Depressive symptoms and intimate partner violence in the 12 months after childbirth
Forty percent of women who report depressive symptoms following birth also reported intimate partner violence finds a new study published today (7 December) in BJOG: An International Journal of Obstetrics and Gynaecology.
The study also found that most of the women reporting postnatal depressive symptoms first reported this at six months after birth or later.
Intimate partner violence (both physical and emotional abuse) in the perinatal period is associated with a range of physical and psychological health problems including adverse pregnancy and birth outcomes, postnatal depression, and future behavioural problems for children.
This Australian study looked at 1305 nulliparous women. They were recruited from six public hospitals between 6 and 24 weeks of gestation. Written questionnaires were completed at recruitment and at 3, 6 and 12 months postpartum.
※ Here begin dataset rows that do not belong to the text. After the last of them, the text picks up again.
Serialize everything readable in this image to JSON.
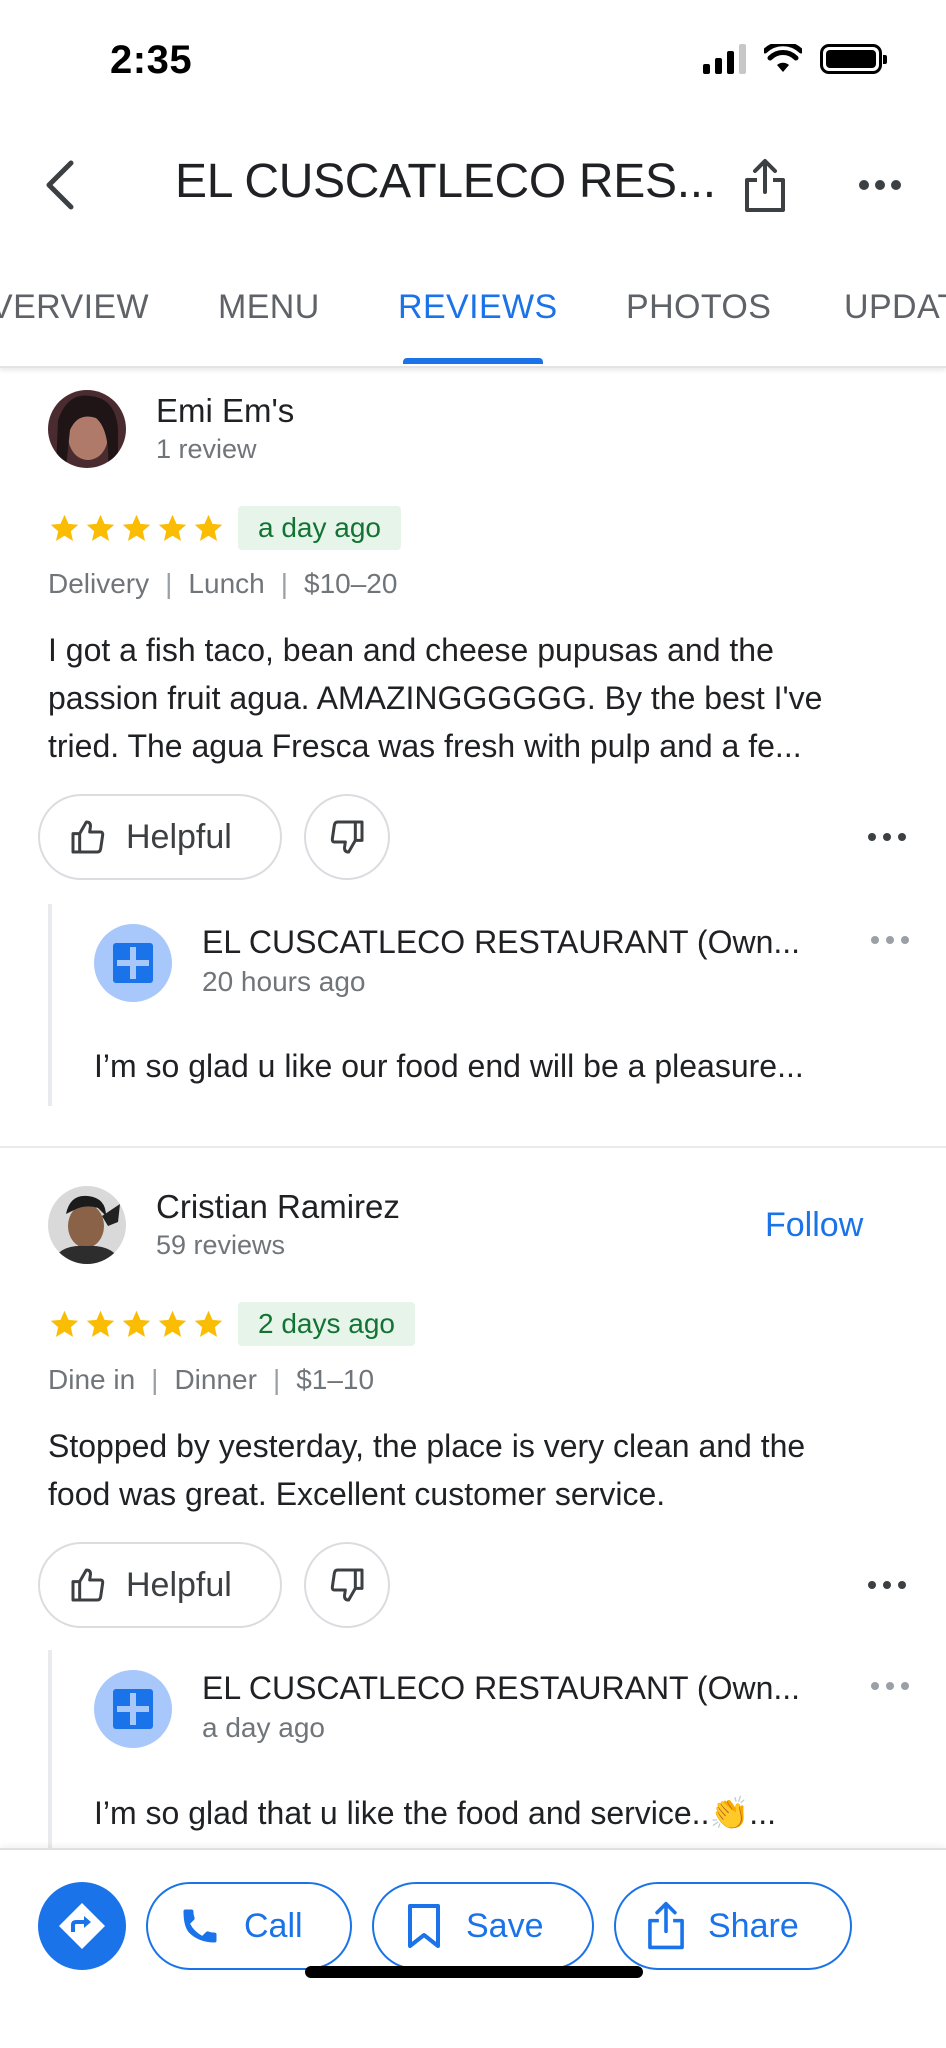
{
  "status_bar": {
    "time": "2:35"
  },
  "header": {
    "title": "EL CUSCATLECO RES..."
  },
  "tabs": [
    {
      "label": "VERVIEW",
      "active": false
    },
    {
      "label": "MENU",
      "active": false
    },
    {
      "label": "REVIEWS",
      "active": true
    },
    {
      "label": "PHOTOS",
      "active": false
    },
    {
      "label": "UPDAT",
      "active": false
    }
  ],
  "reviews": [
    {
      "name": "Emi Em's",
      "sub": "1 review",
      "rating": 5,
      "date": "a day ago",
      "meta": [
        "Delivery",
        "Lunch",
        "$10–20"
      ],
      "text": [
        "I got a fish taco, bean and cheese pupusas and the",
        "passion fruit agua. AMAZINGGGGGG. By the best I've",
        "tried. The agua Fresca was fresh with pulp and a fe..."
      ],
      "helpful_label": "Helpful",
      "owner_reply": {
        "name": "EL CUSCATLECO RESTAURANT (Own...",
        "time": "20 hours ago",
        "text": "I’m so glad u like our food end will be a pleasure..."
      }
    },
    {
      "name": "Cristian Ramirez",
      "sub": "59 reviews",
      "follow_label": "Follow",
      "rating": 5,
      "date": "2 days ago",
      "meta": [
        "Dine in",
        "Dinner",
        "$1–10"
      ],
      "text": [
        "Stopped by yesterday, the place is very clean and the",
        "food was great. Excellent customer service."
      ],
      "helpful_label": "Helpful",
      "owner_reply": {
        "name": "EL CUSCATLECO RESTAURANT (Own...",
        "time": "a day ago",
        "text": "I’m so glad that u like the food and service..👏..."
      }
    }
  ],
  "bottom_bar": {
    "call_label": "Call",
    "save_label": "Save",
    "share_label": "Share"
  },
  "colors": {
    "accent": "#1a73e8",
    "star": "#fbbc04",
    "date_badge_bg": "#e6f4ea",
    "date_badge_text": "#137333"
  },
  "icons": [
    "back-icon",
    "share-icon",
    "more-icon",
    "star-icon",
    "thumbs-up-icon",
    "thumbs-down-icon",
    "directions-icon",
    "phone-icon",
    "bookmark-icon"
  ]
}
Depressive symptoms were assessed using the Edinburgh Postnatal Depression Scale (EPDS) and intimate partner violence was assessed using the short version of the Composite Abuse Scale.
Information on depressive symptoms was collected at multiple time points, while data on intimate partner violence was only collected at the 12 month follow-up.
The study found that one in six women reported intimate partner violence in the year after having their first baby. Emotional violence was more common than physical violence (14% versus 8%).
Sixteen percent of women reported depressive symptoms in the 12 months postpartum, with most women first reporting depressive symptoms in the second 6 months after birth. Factors associated with postpartum depressive symptoms include: emotional abuse alone, physical abuse, depression in pregnancy and unemployment in early pregnancy.
The significant associations between intimate partner violence and depressive symptoms over the course of the first postpartum year persisted after adjusting for the known confounders of prior depression and relevant socio-demographic characteristics (maternal age, relationship status, and employment status in early pregnancy).
Dr Hannah Woolhouse of the Healthy Mothers Healthy Families Research Group, Murdoch Childrens Research Institute in Victoria, Australia and co-author of the paper said:
"Depression after childbirth has received a lot of attention in recent decades. Known risk factors for developing postnatal depression include a history of depression, poor partner relationships, stressful life events/social health issues, low social support, and low income. Our findings indicate that intimate partner violence is very common among women reporting postnatal depressive symptoms, and may be an important factor for health professionals to consider in managing postnatal distress.
"In both the UK and Australia, universal screening for depressive symptoms in the first few months after childbirth is now recommended as part of routine perinatal care. However we found that most of the women reporting postnatal depressive symptoms first reported this at six months postpartum or later.
"This finding has major implications for clinical practice as many women who develop depression after six months will be missed. Health professionals should regularly enquire about a woman's mental health in the 12 months after birth, rather than at one specific time point."
Professor Philip Steer, Editor of BJOG added:
"This study shows that pregnancy and the postnatal period is a good time to identify and support women who experience both depression and partner violence."